Types of steel and alloys
We currently produce knives with three different types of steel in the blade:
1. Carbon steel, so-called C100 steel, alloyed with 1% carbon. Usually 58-60 HRC
2. Laminate steel (laminated steel) as per AISI O1 with approx 1% carbon in the core. 58-60 HRC
3. Stainless steel, 12C27. Usually 56-58 HRC
All non stainless steel blades will oxidise (rust) and be affected by damp and corrosive environments. It is therefore advisable to dry the knife and preferably oil the blade after use. Clean and dry the blade with care to avoid personal injury. Some knife owners even go as far as to create their own patina to make the blade less sensitive to rust.
A patina can easily be forced by sticking the knife into fruit for a few hours or simply treating the blade with hot vinegar. You can find several good tips and advice on the subject on internet knife forums in general and on YouTube in particular.
Please note however that forcing a patina is always done at the owner’s own initiative and risk.
Knives in carbon and laminate steel must not be washed in a dishwasher under any circumstances. The aggressive dishwasher etergent will react very badly with the blade.
Knives with stainless steel blades do not require any special rust prevention care. However, get into the habit of always rinsing the blade under hot running water, preferably with mild detergent and then wipe dry, if the knife is dirty after use. Even if the blade is stainless steel, you can get salt spots etc. that can be difficult to remove if left. Stainless steel knives ought not be washed in a dishwasher.

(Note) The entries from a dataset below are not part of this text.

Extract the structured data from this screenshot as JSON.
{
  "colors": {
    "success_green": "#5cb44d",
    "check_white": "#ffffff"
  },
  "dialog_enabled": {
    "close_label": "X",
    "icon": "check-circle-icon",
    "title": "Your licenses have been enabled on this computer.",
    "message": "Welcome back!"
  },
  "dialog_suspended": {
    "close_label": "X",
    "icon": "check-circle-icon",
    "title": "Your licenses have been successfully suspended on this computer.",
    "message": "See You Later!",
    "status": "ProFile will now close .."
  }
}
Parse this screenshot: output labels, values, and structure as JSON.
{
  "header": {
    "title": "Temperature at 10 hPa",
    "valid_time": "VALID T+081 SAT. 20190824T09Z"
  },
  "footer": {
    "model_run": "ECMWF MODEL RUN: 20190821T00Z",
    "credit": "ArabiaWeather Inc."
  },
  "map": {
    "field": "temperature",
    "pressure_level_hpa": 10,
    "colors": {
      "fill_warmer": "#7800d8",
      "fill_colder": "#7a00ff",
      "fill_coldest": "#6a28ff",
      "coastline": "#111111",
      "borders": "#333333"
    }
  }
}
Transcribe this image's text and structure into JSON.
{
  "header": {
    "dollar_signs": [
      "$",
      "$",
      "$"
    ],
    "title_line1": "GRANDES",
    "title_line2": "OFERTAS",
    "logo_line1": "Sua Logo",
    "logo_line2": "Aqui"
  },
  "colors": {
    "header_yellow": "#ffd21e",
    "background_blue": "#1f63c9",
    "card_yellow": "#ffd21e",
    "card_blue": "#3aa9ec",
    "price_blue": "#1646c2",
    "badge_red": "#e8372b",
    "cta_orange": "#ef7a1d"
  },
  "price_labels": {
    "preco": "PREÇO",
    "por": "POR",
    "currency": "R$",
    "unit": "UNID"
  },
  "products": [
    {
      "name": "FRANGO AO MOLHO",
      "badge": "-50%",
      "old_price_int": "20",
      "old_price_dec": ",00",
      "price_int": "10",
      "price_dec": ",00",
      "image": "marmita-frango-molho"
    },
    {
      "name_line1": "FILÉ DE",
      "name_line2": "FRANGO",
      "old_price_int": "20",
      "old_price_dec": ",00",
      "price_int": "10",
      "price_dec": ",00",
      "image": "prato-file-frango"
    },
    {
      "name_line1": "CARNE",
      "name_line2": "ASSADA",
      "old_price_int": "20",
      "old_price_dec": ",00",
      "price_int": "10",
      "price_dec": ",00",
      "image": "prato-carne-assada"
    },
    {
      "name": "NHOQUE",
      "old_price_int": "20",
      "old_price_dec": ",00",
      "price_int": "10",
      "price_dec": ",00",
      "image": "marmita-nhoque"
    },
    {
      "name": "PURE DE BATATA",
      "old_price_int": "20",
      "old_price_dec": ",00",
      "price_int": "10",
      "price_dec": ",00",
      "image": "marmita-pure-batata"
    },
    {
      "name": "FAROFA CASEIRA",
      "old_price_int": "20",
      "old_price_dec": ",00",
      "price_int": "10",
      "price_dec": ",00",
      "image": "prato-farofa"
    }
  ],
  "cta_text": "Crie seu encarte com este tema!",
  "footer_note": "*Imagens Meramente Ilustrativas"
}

The aggressive dishwasher detergent has a clearly adverse effect on the blade while sharp knives can damage the fittings inside the dishwasher during the washing programme.
There is also a greater risk of personal injury from a sharp knife when loading and unloading dishwashers. However, the high temperature of the dishwasher will not cause a problem. We know, for instance, that our knives are used in post mortems and then sterilised in hospital autoclaves that run at up to 120°C.
Our Bushcraft Black has a carbon steel blade with a black scratch resistant surface finish that protects against rust almost as well as our stainless steel blades. The 3.2 mm thick blade on our Bushcraft Black is annealed slightly more to 56-58 HRC to better withstand stress on the blade when batoning. The edge angle is therefore slightly greater (~27°) to stand up to tough treatment better.
The axe contains boron steel, 52-54 HRC. Boron steel oxidises as readily as other carbon steels and should be cared for accordingly, i.e. as advised for carbon steel and laminate steel (see above).
Honing or grinding knife blades that have lost their sharpness requires knowledge and experience.
Sharpening the knife blade with a fine whetstone (carbon steel and laminate steel only) or a diamond sharpener (all types of knife) can be learnt quite quickly, although it always takes a certain amount of practice. Always work at the same angle the blade was originally ground to, usually 23°, but this can vary depending on the model of knife.
If you wish to use a knife sharpening machine, we recommend Nirey machines.
For food knives, we also recommend sharpening machines from Nirey.
It is absolutely crucial to sharpen cold, i.e. using water to cool the edge to avoid compromising the blade’s tempering (hardening and annealing). If the edge has turned blue or discoloured, this is a sign of overheating. Polishing away such discolouring will not help, you will only be sweeping the visible evidence under the carpet.
Never use carbide type edge sharpeners where you draw the edge along a V shape as they remove a lot of the metal.
All prices are in AUD.